Romantic love can be characterised by idealisations and positive illusions. Divorce is becoming more prevalent and this may indicate that the love is blind adage is not so simple, that the idealised view is not permanent- or is it for some.
Research has shown that there is evidence to support both blindness and accuracy impacts on love. Meaning that both accuracy and bias play an integral role in love and romantic relationships. We like our partners to see us in a more positive and favourable light, which is consistent with our self-perception. That is we want our partners to see the parts of self we consider positive, not the negatives.
Idealisation is when we have a strong bias towards more positive traits in our partner. We cognitively we are more attune with positives traits, giving them greater emphasis over the negative. For example when you are with someone and they seem short tempered with others in public, perhaps a little rude with a waiter in a restaurant or bar, but they are always considerate and attentive to your needs, we often focus on the positive aspects and ignore the negative. We place little weight on the short tempered actions on brash treatment they display to others as the way they treat us overshadows the bad. This idealisation is higher in the initial stages of a relationship; we may not know our partner well so we fill in the unknown gaps with positive assumptions. Love may not be fully blind but rather a little blurred. We idealise our partners by focusing on the positive traits and attributing them to internal factors and equate negative traits with external. The brash or rude behaviour to the waiter was because they were inexperienced, overworked; overtired etc. concluding that it was external factors that influenced our partner. If the waiter were not so inexperienced then my partner would not have been angry. They were provoked by external factors, as they aren’t really like that.
Idealisation has a life span and does not last forever. It declines exponentially with relationship duration. In the romantic realm idealisation is high. We find ourselves wanting to spend more time with this person and in doing so get to know them better, it then becomes increasingly difficult to ignore facts. Hence disillusionment sets in.
Disillusionment has negative consequences for marital relationships. Thus marital disillusionment is a powerful predictor of divorce. Disillusionment according to research was highest between engagement and marriage. It was also found that couples that had been together for more than seven years, then divorced, frequently exhibited disillusionment. The beginning of the whole process of disaffection begins with feelings of disillusion, and as expected a reduction of idealisation. The reality that the partner was is not living up to their dreams, fantasies and expectations. Consequently partners often felt disappointed or even deceived. However what has happened in reality is that their perception of their partner changed rather than their partner’s behaviour.
So- how do we combine both idealisation and accurate knowledge?

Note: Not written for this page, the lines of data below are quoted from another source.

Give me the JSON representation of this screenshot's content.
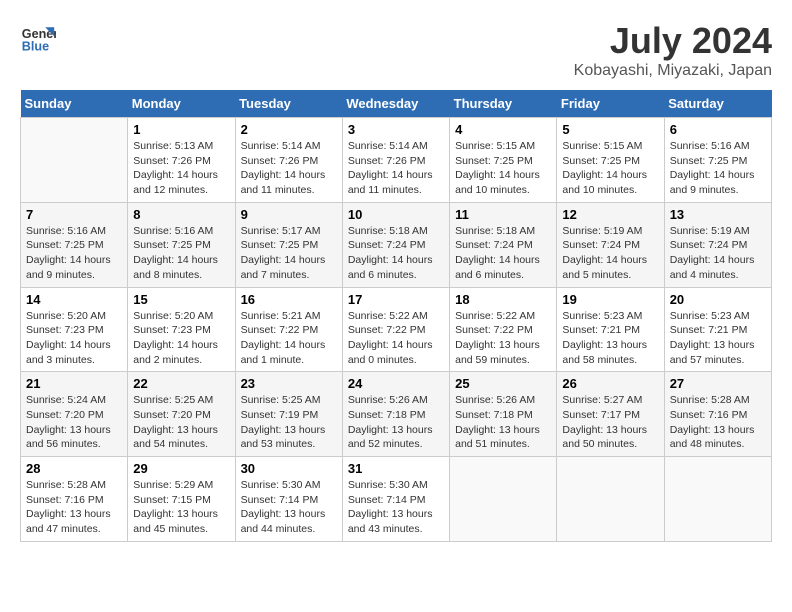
{
  "logo": {
    "line1": "General",
    "line2": "Blue"
  },
  "title": "July 2024",
  "subtitle": "Kobayashi, Miyazaki, Japan",
  "weekdays": [
    "Sunday",
    "Monday",
    "Tuesday",
    "Wednesday",
    "Thursday",
    "Friday",
    "Saturday"
  ],
  "weeks": [
    [
      {
        "day": "",
        "info": ""
      },
      {
        "day": "1",
        "info": "Sunrise: 5:13 AM\nSunset: 7:26 PM\nDaylight: 14 hours\nand 12 minutes."
      },
      {
        "day": "2",
        "info": "Sunrise: 5:14 AM\nSunset: 7:26 PM\nDaylight: 14 hours\nand 11 minutes."
      },
      {
        "day": "3",
        "info": "Sunrise: 5:14 AM\nSunset: 7:26 PM\nDaylight: 14 hours\nand 11 minutes."
      },
      {
        "day": "4",
        "info": "Sunrise: 5:15 AM\nSunset: 7:25 PM\nDaylight: 14 hours\nand 10 minutes."
      },
      {
        "day": "5",
        "info": "Sunrise: 5:15 AM\nSunset: 7:25 PM\nDaylight: 14 hours\nand 10 minutes."
      },
      {
        "day": "6",
        "info": "Sunrise: 5:16 AM\nSunset: 7:25 PM\nDaylight: 14 hours\nand 9 minutes."
      }
    ],
    [
      {
        "day": "7",
        "info": "Sunrise: 5:16 AM\nSunset: 7:25 PM\nDaylight: 14 hours\nand 9 minutes."
      },
      {
        "day": "8",
        "info": "Sunrise: 5:16 AM\nSunset: 7:25 PM\nDaylight: 14 hours\nand 8 minutes."
      },
      {
        "day": "9",
        "info": "Sunrise: 5:17 AM\nSunset: 7:25 PM\nDaylight: 14 hours\nand 7 minutes."
      },
      {
        "day": "10",
        "info": "Sunrise: 5:18 AM\nSunset: 7:24 PM\nDaylight: 14 hours\nand 6 minutes."
      },
      {
        "day": "11",
        "info": "Sunrise: 5:18 AM\nSunset: 7:24 PM\nDaylight: 14 hours\nand 6 minutes."
      },
      {
        "day": "12",
        "info": "Sunrise: 5:19 AM\nSunset: 7:24 PM\nDaylight: 14 hours\nand 5 minutes."
      },
      {
        "day": "13",
        "info": "Sunrise: 5:19 AM\nSunset: 7:24 PM\nDaylight: 14 hours\nand 4 minutes."
      }
    ],
    [
      {
        "day": "14",
        "info": "Sunrise: 5:20 AM\nSunset: 7:23 PM\nDaylight: 14 hours\nand 3 minutes."
      },
      {
        "day": "15",
        "info": "Sunrise: 5:20 AM\nSunset: 7:23 PM\nDaylight: 14 hours\nand 2 minutes."
      },
      {
        "day": "16",
        "info": "Sunrise: 5:21 AM\nSunset: 7:22 PM\nDaylight: 14 hours\nand 1 minute."
      },
      {
        "day": "17",
        "info": "Sunrise: 5:22 AM\nSunset: 7:22 PM\nDaylight: 14 hours\nand 0 minutes."
      },
      {
        "day": "18",
        "info": "Sunrise: 5:22 AM\nSunset: 7:22 PM\nDaylight: 13 hours\nand 59 minutes."
      },
      {
        "day": "19",
        "info": "Sunrise: 5:23 AM\nSunset: 7:21 PM\nDaylight: 13 hours\nand 58 minutes."
      },
      {
        "day": "20",
        "info": "Sunrise: 5:23 AM\nSunset: 7:21 PM\nDaylight: 13 hours\nand 57 minutes."
      }
    ],
    [
      {
        "day": "21",
        "info": "Sunrise: 5:24 AM\nSunset: 7:20 PM\nDaylight: 13 hours\nand 56 minutes."
      },
      {
        "day": "22",
        "info": "Sunrise: 5:25 AM\nSunset: 7:20 PM\nDaylight: 13 hours\nand 54 minutes."
      },
      {
        "day": "23",
        "info": "Sunrise: 5:25 AM\nSunset: 7:19 PM\nDaylight: 13 hours\nand 53 minutes."
      },
      {
        "day": "24",
        "info": "Sunrise: 5:26 AM\nSunset: 7:18 PM\nDaylight: 13 hours\nand 52 minutes."
      },
      {
        "day": "25",
        "info": "Sunrise: 5:26 AM\nSunset: 7:18 PM\nDaylight: 13 hours\nand 51 minutes."
      },
      {
        "day": "26",
        "info": "Sunrise: 5:27 AM\nSunset: 7:17 PM\nDaylight: 13 hours\nand 50 minutes."
      },
      {
        "day": "27",
        "info": "Sunrise: 5:28 AM\nSunset: 7:16 PM\nDaylight: 13 hours\nand 48 minutes."
      }
    ],
    [
      {
        "day": "28",
        "info": "Sunrise: 5:28 AM\nSunset: 7:16 PM\nDaylight: 13 hours\nand 47 minutes."
      },
      {
        "day": "29",
        "info": "Sunrise: 5:29 AM\nSunset: 7:15 PM\nDaylight: 13 hours\nand 45 minutes."
      },
      {
        "day": "30",
        "info": "Sunrise: 5:30 AM\nSunset: 7:14 PM\nDaylight: 13 hours\nand 44 minutes."
      },
      {
        "day": "31",
        "info": "Sunrise: 5:30 AM\nSunset: 7:14 PM\nDaylight: 13 hours\nand 43 minutes."
      },
      {
        "day": "",
        "info": ""
      },
      {
        "day": "",
        "info": ""
      },
      {
        "day": "",
        "info": ""
      }
    ]
  ]
}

We know that some kind of idealisation in relationships is always present and seems to be an essential element in creating a new and loving relationship. We should be therefore careful to asses traits by evaluating the general framework of a partner rather than specific traits. Also being aware that we do idealise initially and that some rosy glass assumptions are present- but being aware that a degree of disillusionment is normal allows us not to be too disappointed. As one may say- the hallmark of a great relationship destined for longevity, is one where both partners really see each other for who they are, but through the rosy lens of love.